The groundbreaking “LGBT Financial Experience 2012-2013 Research Study” by Prudential Financial takes an in-depth look at the financial challenges and concerns of LGBT Americans, and provides eye-opening insights for individuals seeking financial services that will address their own circumstances.
“This is an important baseline study that provides a snapshot of the financial lives and experience of LGBT Americans today,” says Debra Abbott-Walker, manager of Agency Recruiting for Prudential in White Plains, N.Y. “We hope that its insights will enable both Prudential and the financial services industry as a whole to better serve people of all orientations and backgrounds.”
Abbott-Walker, an experienced financial services industry professional, says she finds the study compelling from both a professional and personal standpoint. Abbott-Walker, a lesbian and married mother of two, has extensive experience in marketing and selling financial services and insurance products to members of the LGBT community.
“The study concludes that financial health and decision-making vary significantly by gender, generation, ethnicity, state of residence and relationship status,” says Abbott-Walker. “The research also highlights financial concerns and challenges related to the legal status of LGBT relationships that are unique to the community.”
Measuring the financial confidence index
The study finds that LGBT Americans earn a Prudential Financial Confidence Index score of 48 out of 100, right in the middle. While income levels span the economic spectrum, as a whole the LGBT community is largely in the middle class.
“Overall, we found the LGBT community solidly in the middle when it comes to their financial attitudes and actions. Attitudes toward investing, savings, home ownership and debt are more moderate, compared to Prudential’s general population research,” says Abbott-Walker.

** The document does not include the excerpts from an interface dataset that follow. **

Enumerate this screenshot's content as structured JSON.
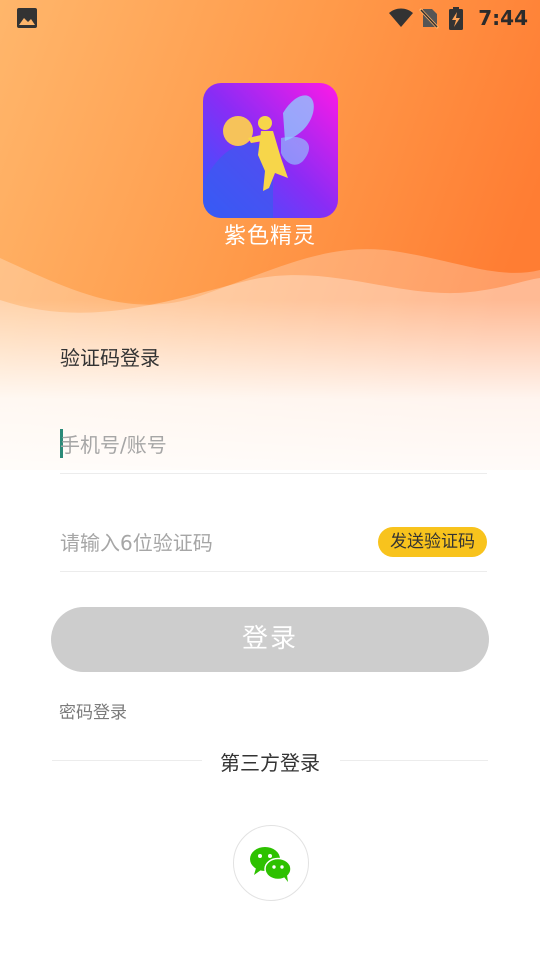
{
  "status_bar": {
    "time": "7:44",
    "icons": [
      "image-icon",
      "wifi-icon",
      "no-sim-icon",
      "battery-charging-icon"
    ]
  },
  "app": {
    "name": "紫色精灵",
    "logo": "fairy-logo-icon"
  },
  "login_form": {
    "title": "验证码登录",
    "phone_placeholder": "手机号/账号",
    "phone_value": "",
    "code_placeholder": "请输入6位验证码",
    "code_value": "",
    "send_code_label": "发送验证码",
    "submit_label": "登录",
    "password_login_label": "密码登录"
  },
  "third_party": {
    "title": "第三方登录",
    "providers": [
      "wechat-icon"
    ]
  },
  "colors": {
    "header_orange": "#ff8a3c",
    "send_button": "#f8c31d",
    "login_disabled": "#cdcdcd",
    "caret": "#2b8a78",
    "wechat_green": "#2dc100"
  }
}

The LGBT community as a whole shares common struggles yet retains distinct traits, outlooks and characteristics. For example, lesbian couples are far more likely to have children than gay men. The bisexual community is comprised of both opposite-sex and same-sex couples, while transgender people often face increased economic discrimination. With that in mind, LGBT individuals seeking financial planning advice should avoid a “one size fits all” approach.
Tips for meeting with a financial professional:
1. Discuss the benefits of a will or trust. Without a will, the intestacy laws of your state will govern distribution, and assets will not pass to an unrelated or unmarried partner. A trust is a good idea for LGBT couples whose families may not support their relationships, increasing the odds that a will may be contested.
2. Make beneficiary designations. LGBT couples may wish to list each other as beneficiaries on life insurance, 401(k) plans and IRA accounts. On non-retirement accounts, consider establishing “transfer-on-death” or “payable-on-death” provisions where state law permits such transfers.
3. Establish a durable power of attorney. These documents are important for same-sex couples who are not afforded the same range of privileges and access to each other’s financial information as opposite-sex married couples.
4. Consider a health care proxy and living will. These documents are important because same-sex couples are often denied “next of kin” status by hospitals and other medical care providers.
5. Understand the limitations of Social Security benefits. LGBT couples can have difficulty accessing the Social Security benefits of their partners, even when their home states recognize their marriages. Your retirement savings strategy will need to take this reality into account.
A timely opportunity
The Prudential research study uncovers a wealth of information that can positively impact the lives and financial futures of the LGBT community. For more insights on this topic, visit www.prudential.com/lgbt.